━━━ MATERIAL FOR THIS EXERCISE
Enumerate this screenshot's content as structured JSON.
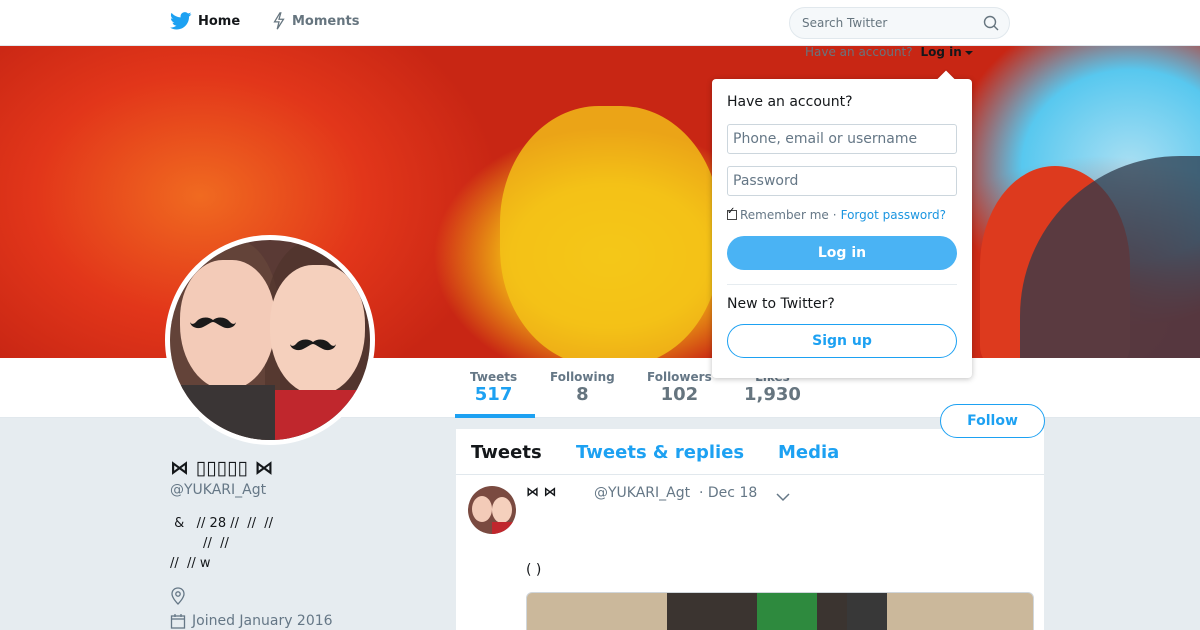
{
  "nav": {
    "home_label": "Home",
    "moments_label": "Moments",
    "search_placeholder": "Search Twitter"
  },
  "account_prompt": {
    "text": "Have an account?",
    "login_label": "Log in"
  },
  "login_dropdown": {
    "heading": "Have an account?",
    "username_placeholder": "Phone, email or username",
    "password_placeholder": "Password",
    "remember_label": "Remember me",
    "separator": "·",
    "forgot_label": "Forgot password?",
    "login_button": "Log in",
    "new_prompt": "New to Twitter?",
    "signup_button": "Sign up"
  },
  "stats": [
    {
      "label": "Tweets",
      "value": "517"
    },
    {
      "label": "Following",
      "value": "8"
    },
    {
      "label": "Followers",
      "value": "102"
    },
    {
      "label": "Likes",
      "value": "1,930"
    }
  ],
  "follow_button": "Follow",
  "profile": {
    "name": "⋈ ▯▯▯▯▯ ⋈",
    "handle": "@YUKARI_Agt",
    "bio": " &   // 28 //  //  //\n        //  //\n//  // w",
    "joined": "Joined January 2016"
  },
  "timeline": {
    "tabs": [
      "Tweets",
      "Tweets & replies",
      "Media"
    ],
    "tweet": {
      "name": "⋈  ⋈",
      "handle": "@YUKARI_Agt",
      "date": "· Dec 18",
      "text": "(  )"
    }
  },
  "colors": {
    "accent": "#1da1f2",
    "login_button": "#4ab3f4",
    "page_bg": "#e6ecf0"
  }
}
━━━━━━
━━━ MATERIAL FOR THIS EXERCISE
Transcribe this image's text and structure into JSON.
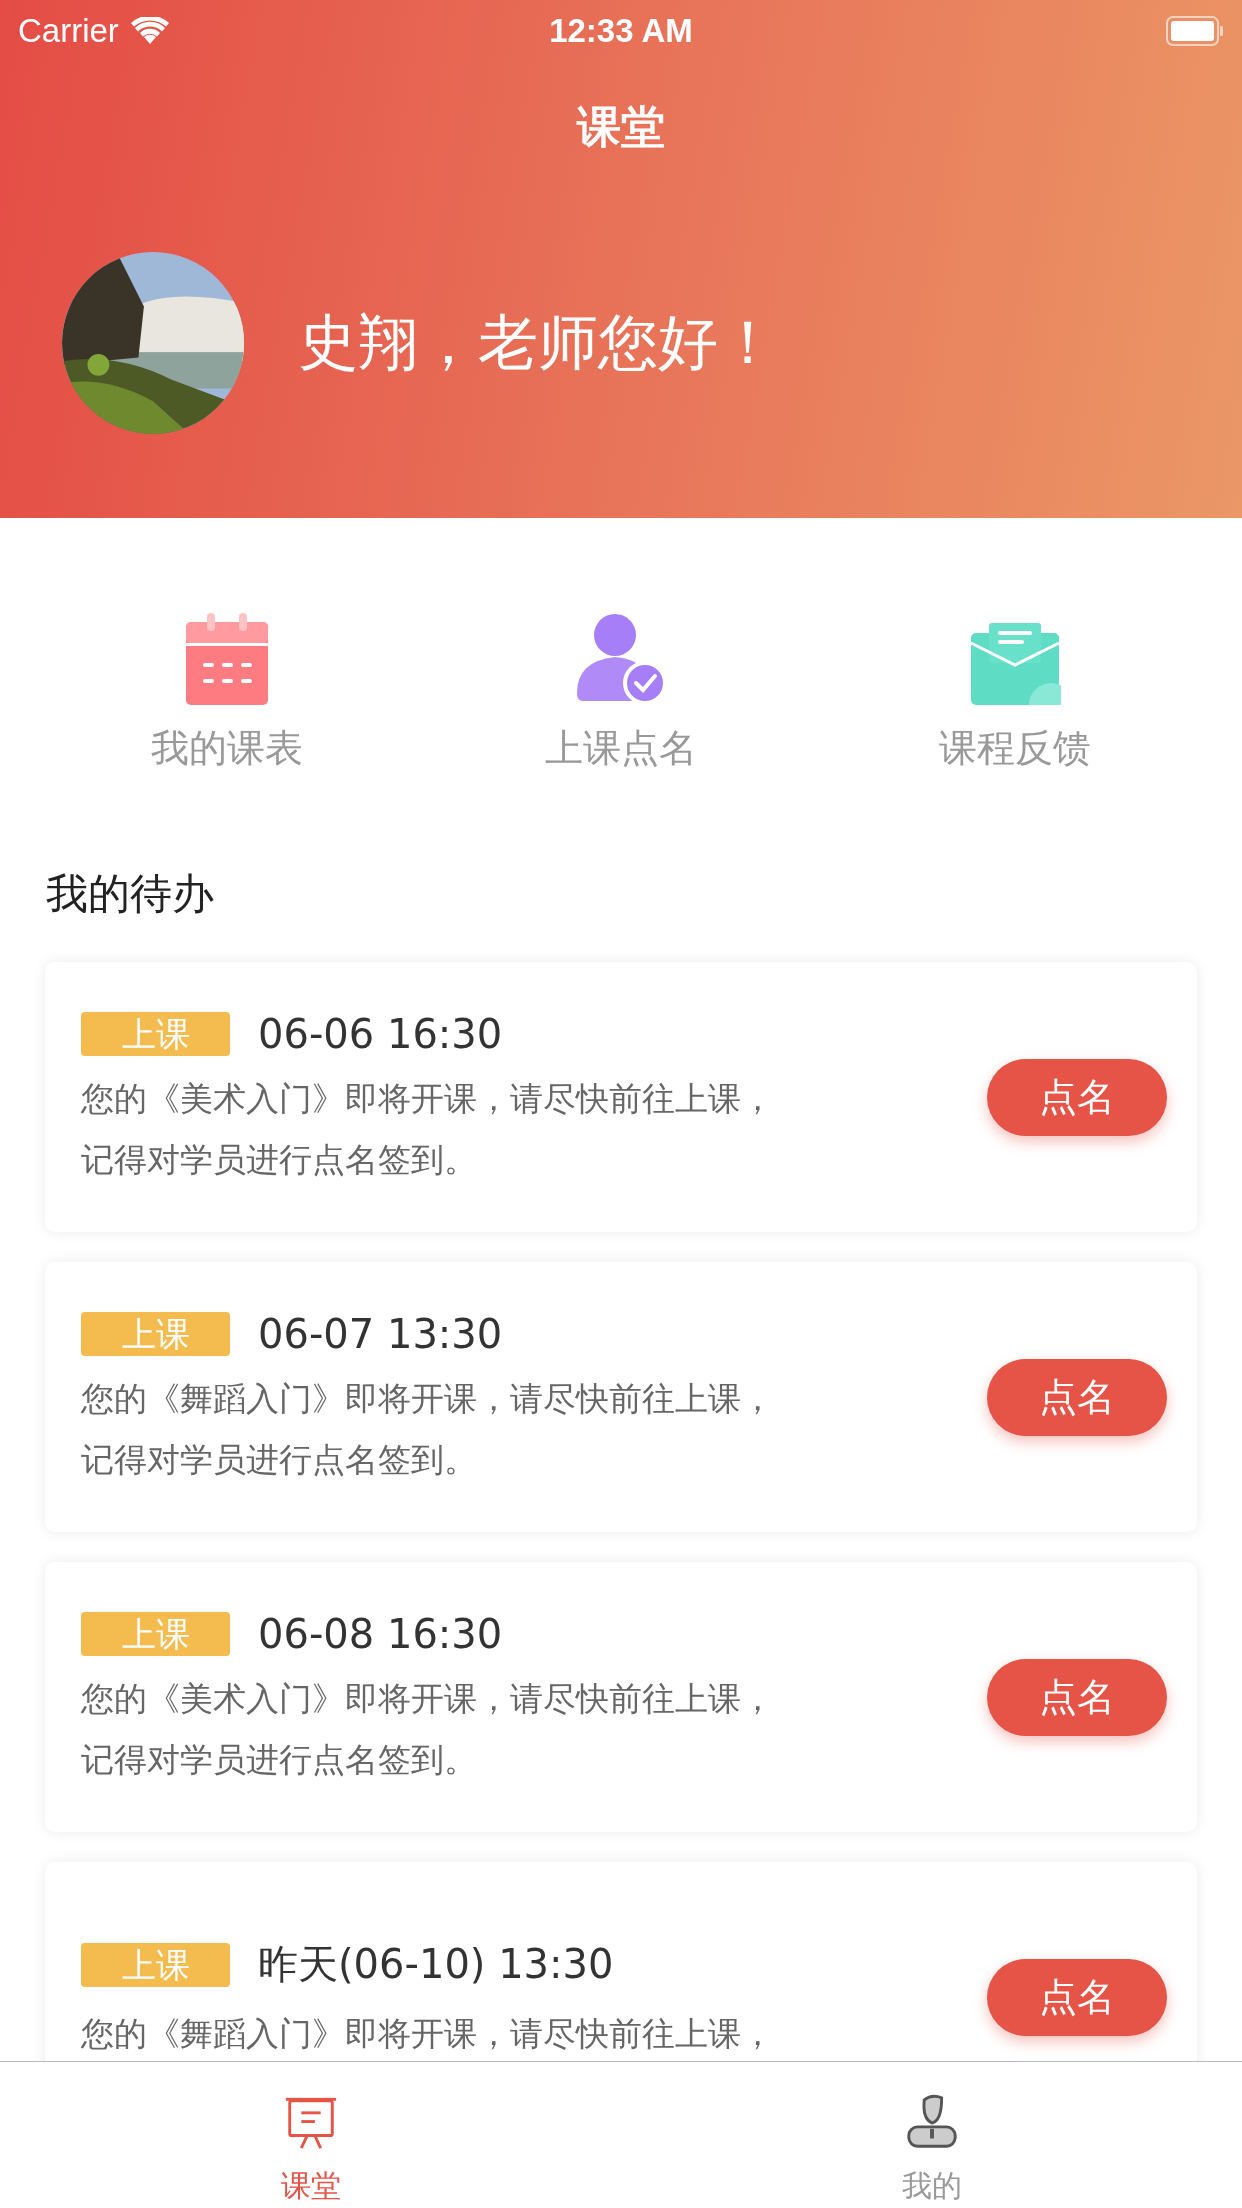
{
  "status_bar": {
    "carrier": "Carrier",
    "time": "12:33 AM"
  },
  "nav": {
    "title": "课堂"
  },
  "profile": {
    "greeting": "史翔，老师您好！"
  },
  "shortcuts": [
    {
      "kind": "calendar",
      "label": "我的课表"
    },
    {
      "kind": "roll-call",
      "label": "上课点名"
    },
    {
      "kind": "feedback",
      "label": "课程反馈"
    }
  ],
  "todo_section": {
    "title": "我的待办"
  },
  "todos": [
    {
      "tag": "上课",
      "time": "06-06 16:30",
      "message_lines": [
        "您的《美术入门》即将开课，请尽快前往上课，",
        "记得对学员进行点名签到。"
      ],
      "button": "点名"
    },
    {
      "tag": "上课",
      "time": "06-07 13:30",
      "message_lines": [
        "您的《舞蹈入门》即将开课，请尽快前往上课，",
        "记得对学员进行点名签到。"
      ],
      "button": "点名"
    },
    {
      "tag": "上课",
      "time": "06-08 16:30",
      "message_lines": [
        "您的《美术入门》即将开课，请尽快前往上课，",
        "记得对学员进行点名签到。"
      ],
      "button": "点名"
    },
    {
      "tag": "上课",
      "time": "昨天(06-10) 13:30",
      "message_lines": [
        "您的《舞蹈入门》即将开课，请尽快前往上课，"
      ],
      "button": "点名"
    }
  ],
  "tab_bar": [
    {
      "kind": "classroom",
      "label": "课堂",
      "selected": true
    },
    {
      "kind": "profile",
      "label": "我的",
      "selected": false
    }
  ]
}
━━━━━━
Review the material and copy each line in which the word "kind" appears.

      "kind": "calendar",
      "kind": "roll-call",
      "kind": "feedback",
      "kind": "classroom",
      "kind": "profile",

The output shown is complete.